Messing with an icon can be trouble, something BMW found when it launched the sixth-gen 3 Series in 2012, and something it aims to redress with the 2016 340i.
The car that had long been the sport sedan to beat suddenly suffered a crisis of identity: too focused on luxury for those who look to Bavaria for their four-door performance, but not cosseting enough in the face of Mercedes’ efforts. Now, for 2016, we get the 340i and a surprisingly successful do-over.
Although external styling changes are minimal for the 2016 model year, the 3 Series sees several other updates that bring it up to par with current trends. The six-cylinder engine option, for example, has been beefed up a little, going from the 335i model designation to a 340i designation thanks to that extra bit of added muscle. LED automatic headlights are available and telematic remote updates for navigation are also offered. A few package changes round out the updates.
For the most part, the BMW 3 Series hasn’t needed a lot of change to keep it up to date since its generational debut four years ago. This is a sleek, well-styled sedan that exemplifies what BMW can do with a car. It’s the very definition of Teutonic styling with a simplicity that promises that every attention was paid to the details.
There are multiple body styles and drivetrain options available for the 3 Series. There is a wagon, a hatchback, and a sedan. Also very similar is the 4 Series, which uses the 3 Series body for a coupe and convertible. Packaging for the 3 Series begins with standard features like 17-inch alloy wheels, run-flat tires, and automatic headlights and fog lamps. Remote keyless entry is also standard, as are interior features such as a 6.5-inch infotainment screen with the iDrive interface and BMW Assist telematics.
Once inside the 3 Series, the cabin is very BMW. The combination of old Bimmer throwback with modern technology is very well done. Analog gauges sit within an instrument cluster that also contains digital information displays and modern options. Everywhere within the cabin are quality materials put together with excellent workmanship, as should be expected. European minimalist appeal is offset by the big information display at the center of the dash. This can be a 6.5-inch display in standard models or upgraded to a huge 8.8-inch widescreen display.
To go with this huge screen, BMW has improved the iDrive infotainment interface immensely, adding a small touchpad on top of the control knob to allow faster inputs for things like addresses in navigation. This and the simplistic menu interface greatly improve usability in daily use.
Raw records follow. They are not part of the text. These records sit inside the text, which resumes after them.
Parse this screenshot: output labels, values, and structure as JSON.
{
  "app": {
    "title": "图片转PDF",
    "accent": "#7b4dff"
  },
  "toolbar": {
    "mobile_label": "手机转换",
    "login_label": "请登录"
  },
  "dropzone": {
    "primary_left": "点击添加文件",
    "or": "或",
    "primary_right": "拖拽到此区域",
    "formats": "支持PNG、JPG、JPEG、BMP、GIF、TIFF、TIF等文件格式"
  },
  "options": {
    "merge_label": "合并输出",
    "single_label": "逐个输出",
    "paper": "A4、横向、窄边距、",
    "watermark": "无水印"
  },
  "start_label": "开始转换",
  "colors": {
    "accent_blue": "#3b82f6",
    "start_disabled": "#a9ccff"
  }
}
Seating is very comfortable and firmly designed to keep the driver and front passenger in place during both regular and enthusiastic driving. In the rear seats, things are also surprisingly accommodating with more leg and shoulder room than most midsize sedans can boast. The trunk is also spacious at about 13 cubic feet (368 liters) in the sedan.
All 3 Series sedans offer a choice of rear-wheel or all-wheel drive (xDrive) except the wagon body style, which is AWD only. Automatic stop-start for better in-city fuel economy is also standard in the 3 Series, even for models with manual transmissions equipped.
The base model BMW 320i utilizes a turbocharged 2.0-liter four-cylinder engine that outputs 180 horsepower (134 kW) and 200 pound-feet (271 Nm) of torque. EPA fuel economy estimates are 28 mpg combined (8.4 l/100km) with either the manual or automatic transmission in RWD and 27 mpg combined (8.7 l/100km) with AWD. The next step up is the 328i model which has a beefier version of the 2.0-liter that’s been turbocharged to 240 hp (179 kW) and 255 lb-ft (346 Nm) of output. The EPA rates this one at 27 mpg combined (8.7 l/100km) with an automatic transmission in RWD and 26 mpg (9 l/100km) with the manual transmission or with AWD.
A diesel engine is also available for the 3 Series as the 328d model, running with a turbocharged 2.0-liter four-cylinder that rates 180 hp (134 kW) and 280 lb-ft (380 Nm) of torque. The automatic transmission is the diesel’s only option, with the EPA rating the RWD powertrain at 36 mpg combined (6.5 l/100km) and the AWD at 34 mpg combined (6.9 l/100km).
Our test model was the 2016 BMW 340i, equipped with the new six-cylinder engine. This is a turbocharged 3.0-liter six that outputs 320 horses (239 kW) and 330 lb-ft (447 Nm) of torque. We had the automatic transmission, which is EPA rated at 28 mpg combined (8.4 l/100km) in RWD and 26 mpg combined (9 l/100km) in AWD, as we drove it. The optional manual transmission drops fuel economy estimates to 24 mpg and 23 mpg combined in RWD and AWD respectively (9.8 and 10.2 l/100km).
This translates into great driving on the road. The 2016 BMW 340i is a strong goer with a lot of oomph when the pedal is pushed. The driving experience is very well balanced, offering tight and precise turning, a solid but forgiving ride, and a quiet interior experience. Whether leisure driving along a twisty highway or punching it hard through the corners on a country road, the 340i remains confident.